Attorneys said Wednesday that justices on the Ventura-based panel of the 2nd District Court of Appeal followed the normal rule of law in dismissing the appeal of David Scott Crother, a Santa Barbara man who died of AIDS Feb. 3.
Ventura County prosecutors had made an unsuccessful last-minute effort to keep the case alive, citing "broader societal interests" in determining whether an HIV-infected person who has unprotected sex is guilty of assault with a deadly weapon.
An appellate ruling in the case would have set a statewide legal precedent.
Crother, a 47-year-old former carpenter, waged a lengthy legal battle in Ventura County Superior Court before agreeing in June to be convicted of two counts of assault with a deadly weapon stemming from his affair with a woman who gave birth to his child. His agreement to be convicted was made pending the outcome of his appeal.
Both the woman and the child have tested positive for HIV, the virus that causes acquired immune deficiency syndrome. In 1991, a Ventura County grand jury indicted Crother on 15 assault charges, one for each time he had unprotected sex with the woman after learning that he was HIV-positive.
Deputy Dist. Atty. Kevin G. De Noce, who wrote a letter to the appellate court trying to block dismissal of the Crother case, said his office was notified Monday that the appeal would not go forward.

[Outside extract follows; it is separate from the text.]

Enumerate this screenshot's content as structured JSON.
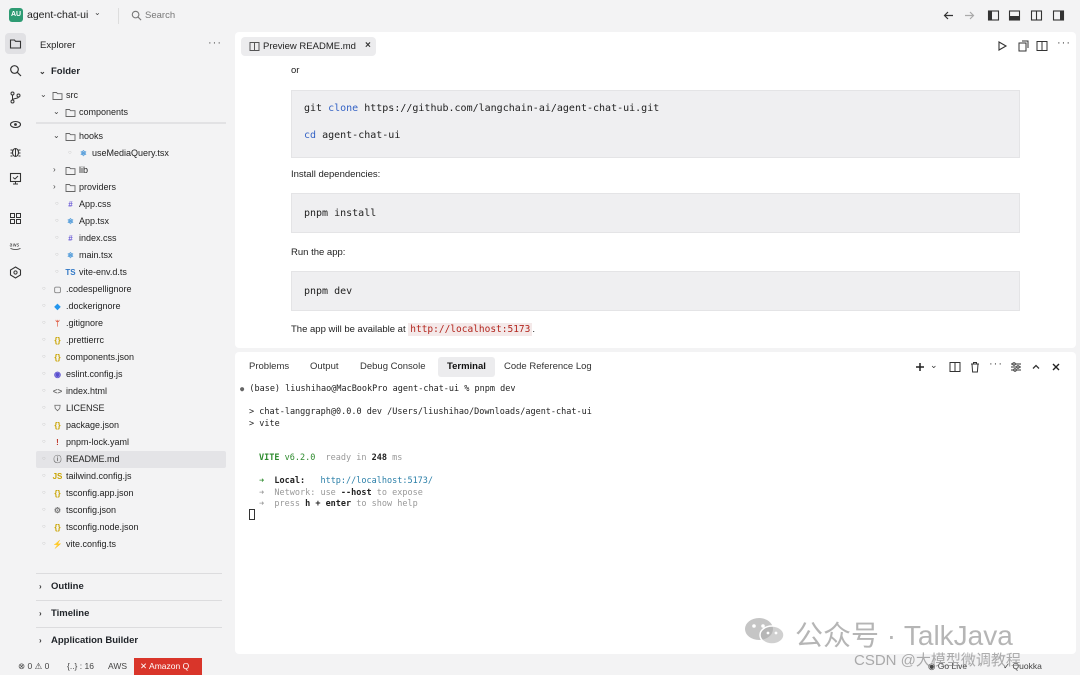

"This is the type of issue that's going to evade full litigation because chances are (any) defendant is going to die sometime during the appellate proceedings because they have AIDS," De Noce said.
Robert Sanger, the Santa Barbara attorney who represented Crother, said he filed the appeal because he wanted a precedent-setting ruling to block prosecutors from expanding the definition of assault with a deadly weapon. Now that Crother is dead, however, an appellate opinion is unnecessary because it would apply to so few people, Sanger said.
"I think that this has always been a very tragic human case and my client has died," he said. "We were not dealing with the opening of the floodgates; we were dealing with one case."
De Noce said his office still believes that it was appropriate to charge Crother with assault. Future cases, if any, will be treated the same way, De Noce said, although prosecutors may attempt to accelerate them through the system in an effort to get a binding appellate opinion before the defendant dies.
Sanger said Crother found out that he was a carrier of the human immunodeficiency virus in 1988, during his affair with the woman. While Sanger said he could not condone Crother's choice to engage in unprotected sex, he nevertheless understood it.
"The problem is, when people are diagnosed with a terminal disease, they go into denial," Sanger said. "They want to do life-affirming things."
Sanger also complained that his client was singled out for prosecution because the disease he transmitted was AIDS.
"We do not prosecute people for coughing in a room and spreading tuberculosis," Sanger said. "We have a psychological reaction to HIV that we don't have to tuberculosis."